list of all possible values
degibb at gmail.com
Mon Jul 13 20:15:24 CEST 2009
> Or on systems with list comps try:
>>>> ['%s%s'%(ii,jj) for ii in V for jj in V]
> ['aa', 'ab', 'ac', 'ba', 'bb', 'bc', 'ca', 'cb', 'cc']
Yeah, except that the length here is hard-coded. There's no way (as
far as I can tell, at least), to make this generic with respect to
Thanks for the itertools suggestion, guys.

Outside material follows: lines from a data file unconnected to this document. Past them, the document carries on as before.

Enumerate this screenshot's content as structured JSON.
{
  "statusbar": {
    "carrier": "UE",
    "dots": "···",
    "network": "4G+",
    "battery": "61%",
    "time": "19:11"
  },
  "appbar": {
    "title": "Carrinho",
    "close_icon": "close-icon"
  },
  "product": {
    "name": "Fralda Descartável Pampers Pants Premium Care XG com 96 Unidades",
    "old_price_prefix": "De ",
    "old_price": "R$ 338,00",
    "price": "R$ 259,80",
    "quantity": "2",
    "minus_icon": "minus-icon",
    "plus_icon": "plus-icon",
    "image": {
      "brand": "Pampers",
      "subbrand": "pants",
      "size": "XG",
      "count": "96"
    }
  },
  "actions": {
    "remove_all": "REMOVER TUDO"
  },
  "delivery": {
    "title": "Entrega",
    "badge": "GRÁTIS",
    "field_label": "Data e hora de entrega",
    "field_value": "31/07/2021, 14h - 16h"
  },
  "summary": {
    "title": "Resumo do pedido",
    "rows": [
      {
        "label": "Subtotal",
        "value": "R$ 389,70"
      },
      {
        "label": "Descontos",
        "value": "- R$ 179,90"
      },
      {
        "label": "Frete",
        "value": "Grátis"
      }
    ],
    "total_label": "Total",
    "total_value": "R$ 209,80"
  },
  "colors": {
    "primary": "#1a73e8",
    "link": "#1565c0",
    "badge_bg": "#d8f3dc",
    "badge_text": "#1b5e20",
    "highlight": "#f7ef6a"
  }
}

I was hoping to improve my
list-comprehension-fu, but that module was the next best thing.
On Mon, Jul 13, 2009 at 1:58 PM, Emile van Sebille<emile at fenx.com> wrote:
> On 7/13/2009 9:33 AM Tim Chase said...
>>> For example: if my values are ['a', 'b', 'c'], then all possible lists
>>> of length 2 would be: aa, ab, ac, ba, bb, bc, ca, cb, cc.
>>> I created a recursive program to do it, but I was wondering if there
>>> was a better way of doing it (possibly with list comprehensions).
>>> Here's my recursive version:
>>> vals = ['a', 'b', 'c']
>>> def foo(length):
>>> if length <=0:
>>> return 
>>> if length == 1:
>>> return [[x] for x in vals]
>>> return [x + [y] for x in foo(length - 1) for y in vals]
>> Sounds like you want one of the combinitoric generators found in
>> itertools -- in this case, the itertools.product() does what you
>> describe. According to the docs, it was added in 2.6 so if you're running
>> an older version, you'd have to back-port it
More information about the Python-list